My attention to the treble is a distraction at the moment.  I am not yet in harmony with the bass rhythm of my expanding life, and frankly, I’m pretty sure that until I “level up” and sink in to my expansion, whomever I attract from this frenetic place will not be the right person.

I wrote a blog earlier this year called “Who’s Next,” wondering not who my next partner would be, but who I would be, if and when I attract my next partner.  I know, and can feel, that I am not that person yet.  I am not the grounded, velvet waltz I am becoming.  I am getting there.  Each time I write a blog, each time I share it.  Each time I write another line for my play, another title for a poem.  Each time I own my desires a little bit more, I am becoming.

They do call a beautiful woman “becoming” after all.

I want the manic syncopation of love and sex and dating and union.  But what I have is the dark luscious creation of rich ground.  A thrumming beat, expanding.  Boom.  Boom.  Boom.


art · creativity · level up

Gallery of Indeterminate Art.

still life feb 2011In an effort to “not go back in the cave,” I’ve been (egregiously slowly) asking for and (less slowly) accepting help.  I’ve been tending to the idea of getting an “accountability buddy” for many months now, someone with whom to mutually check in about progress on our goals, but I haven’t gotten far in that realm.  There’s something so daunting about accountability—even when it’s in service of my own health!

So I’ve been skirting up to the line by asking for help around smaller, task-specific items, which seems like a nice middle-ground and huge progress nonetheless.  Yesterday, I texted an artist friend of mine to come by and help me “look at” my art studio space.  To help me talk out what it is I want to do with it or in there.  Because most of what is up there is of the “Someone could use this for something” variety, but that someone hasn’t been me.

Magazines for collages; baskets of fabric samples; all sizes of canvases, plywood, and thick paper.  I have finger paint, oil paint, acrylic paint, watercolor.  I have charcoal pencils, colored pencils, water-color pencils, and pencil pencils.  In my art studio, there are scissors, brushes, glitter, embossing tools, stamps, ink, turpentine, and gesso.  Rulers, compasses, sharpeners, and cleaners.

And what is a girl to do?

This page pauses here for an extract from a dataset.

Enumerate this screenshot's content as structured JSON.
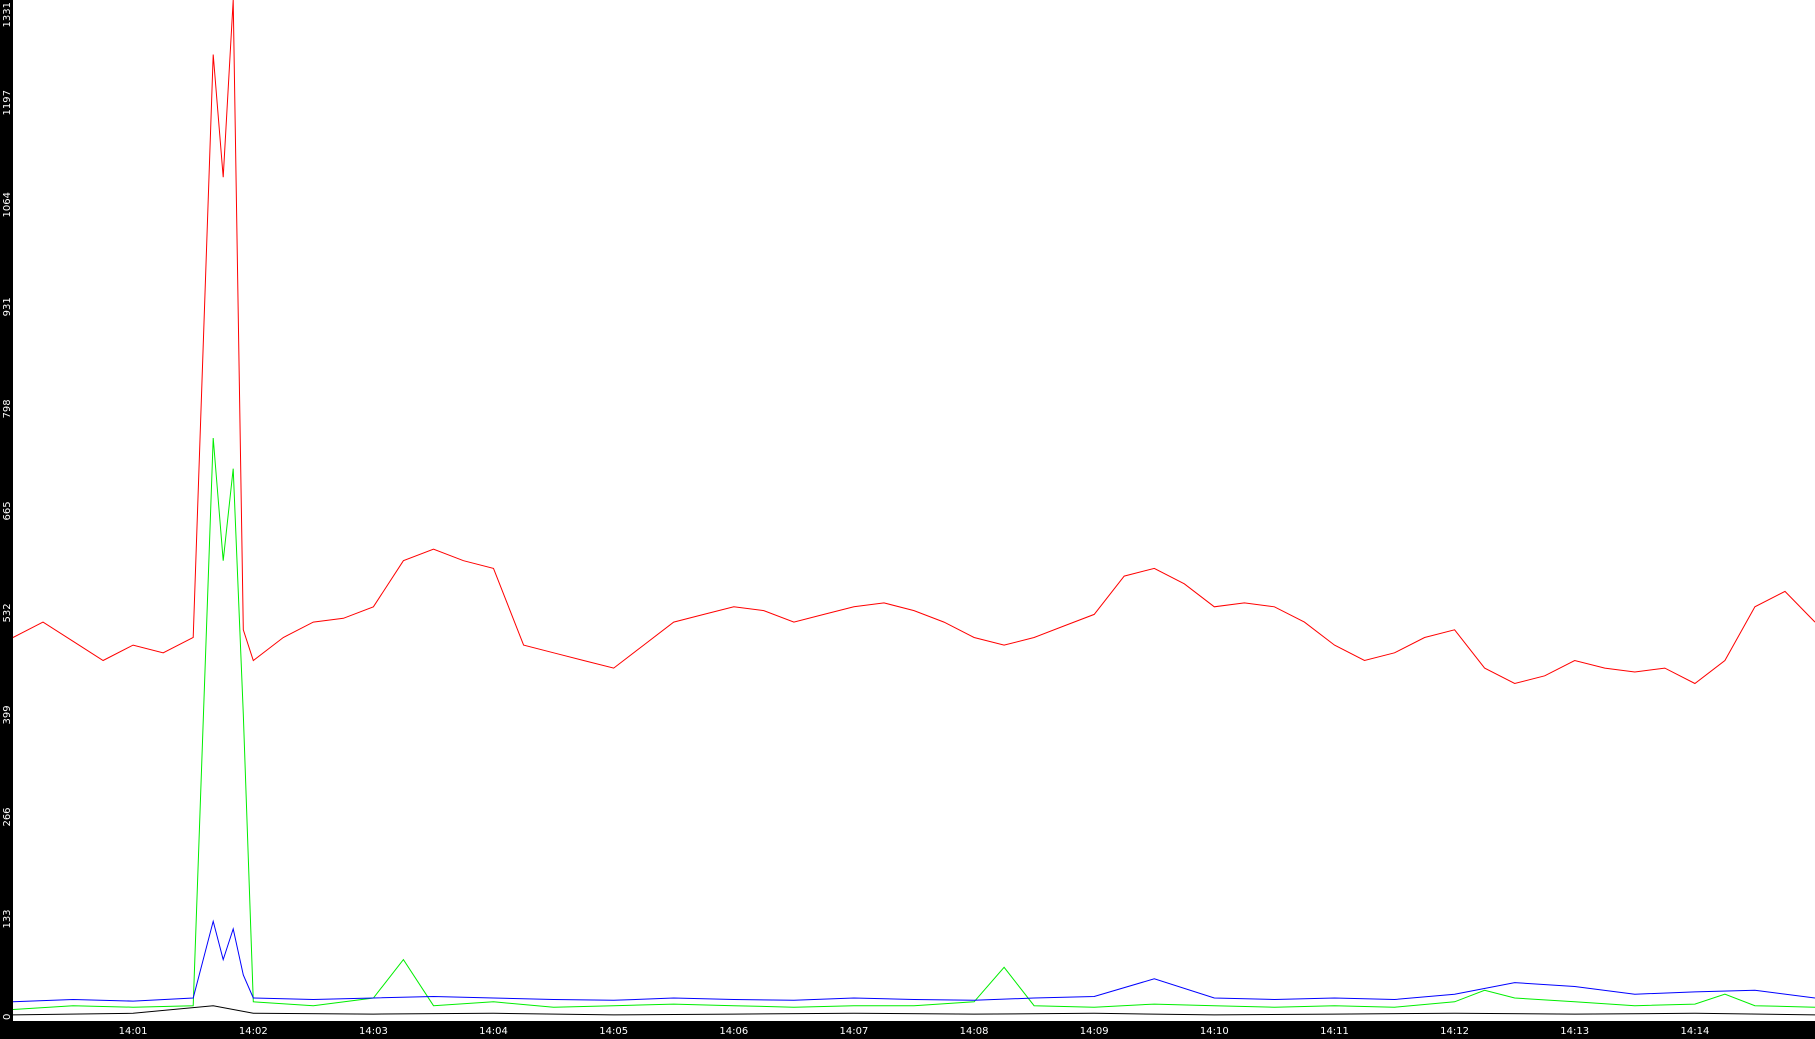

I have no idea.  I’m no painter (“yet,” she adds hopefully).  I took an oil class in grad school that produced all the paintings that are up there, 6 years ago.  I loved it—more specifically, I loved the accountability and deadlines.  I loved having to work toward a goal, with an assignment (interior, live painting, still life [seen above]), an end date, feedback, and completion.  I also loved being around other people creating, too.  Yet, in the absence of an end date and the presence of self-judgment, all my ideas spool out to the egg yolk on the horizon.

(Speaking of spools, I also have a sewing machine, bobbins, embroidery thread, and knitting!)

So, I’m hoping that my friend standing next to me today, looking into this candyland of undiscovered art, will help me discover:  What is next for my art studio?  What is clamoring in there to come to life but I can’t hear over the shaming voice that tells me I’m wasting it?

Perhaps it’s something I make, perhaps it’s a group I host with access to it all, or perhaps I tell her about the few pieces I’ve done that I know would make a series, but that I’m unsure I feel enthusiastic about anymore.

In order to create anything, I need people.  And in order to have people, I have to ask.